*** Provided data ***
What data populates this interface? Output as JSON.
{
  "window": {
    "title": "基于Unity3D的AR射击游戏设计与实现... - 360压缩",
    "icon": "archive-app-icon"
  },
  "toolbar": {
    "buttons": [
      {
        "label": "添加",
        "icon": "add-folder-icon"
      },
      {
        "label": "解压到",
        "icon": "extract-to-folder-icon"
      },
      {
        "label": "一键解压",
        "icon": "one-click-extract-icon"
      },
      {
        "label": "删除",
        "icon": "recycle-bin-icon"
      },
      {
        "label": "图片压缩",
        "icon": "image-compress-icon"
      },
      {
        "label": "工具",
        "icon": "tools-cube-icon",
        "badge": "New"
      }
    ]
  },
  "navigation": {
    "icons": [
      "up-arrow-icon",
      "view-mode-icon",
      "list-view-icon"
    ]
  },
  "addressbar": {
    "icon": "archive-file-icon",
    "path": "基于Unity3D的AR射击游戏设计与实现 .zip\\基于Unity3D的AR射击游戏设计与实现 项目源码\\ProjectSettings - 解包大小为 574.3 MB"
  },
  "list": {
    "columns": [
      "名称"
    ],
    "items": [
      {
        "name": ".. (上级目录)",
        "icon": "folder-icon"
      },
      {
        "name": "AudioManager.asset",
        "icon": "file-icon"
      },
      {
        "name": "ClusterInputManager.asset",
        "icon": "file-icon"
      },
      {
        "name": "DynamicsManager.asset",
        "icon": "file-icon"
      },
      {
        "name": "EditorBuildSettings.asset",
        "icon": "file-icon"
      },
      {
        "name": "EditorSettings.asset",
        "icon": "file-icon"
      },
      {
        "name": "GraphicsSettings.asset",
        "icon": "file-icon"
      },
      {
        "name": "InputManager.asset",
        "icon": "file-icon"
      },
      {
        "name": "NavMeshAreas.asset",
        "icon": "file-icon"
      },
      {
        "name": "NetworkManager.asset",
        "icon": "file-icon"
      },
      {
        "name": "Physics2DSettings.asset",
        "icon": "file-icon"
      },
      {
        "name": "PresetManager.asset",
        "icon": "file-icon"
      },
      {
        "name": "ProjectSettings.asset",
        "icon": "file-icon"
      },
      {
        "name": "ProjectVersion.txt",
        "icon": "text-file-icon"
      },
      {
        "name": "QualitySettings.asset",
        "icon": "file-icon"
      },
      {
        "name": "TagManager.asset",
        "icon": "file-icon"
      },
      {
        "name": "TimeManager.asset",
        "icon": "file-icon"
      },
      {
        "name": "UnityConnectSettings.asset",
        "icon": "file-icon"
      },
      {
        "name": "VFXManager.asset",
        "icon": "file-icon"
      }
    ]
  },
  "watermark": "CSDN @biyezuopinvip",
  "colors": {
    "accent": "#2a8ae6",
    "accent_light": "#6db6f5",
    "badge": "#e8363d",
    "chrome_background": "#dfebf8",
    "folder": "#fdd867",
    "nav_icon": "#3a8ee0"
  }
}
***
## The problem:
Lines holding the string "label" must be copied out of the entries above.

## Response area:
        "label": "添加",
        "label": "解压到",
        "label": "一键解压",
        "label": "删除",
        "label": "图片压缩",
        "label": "工具",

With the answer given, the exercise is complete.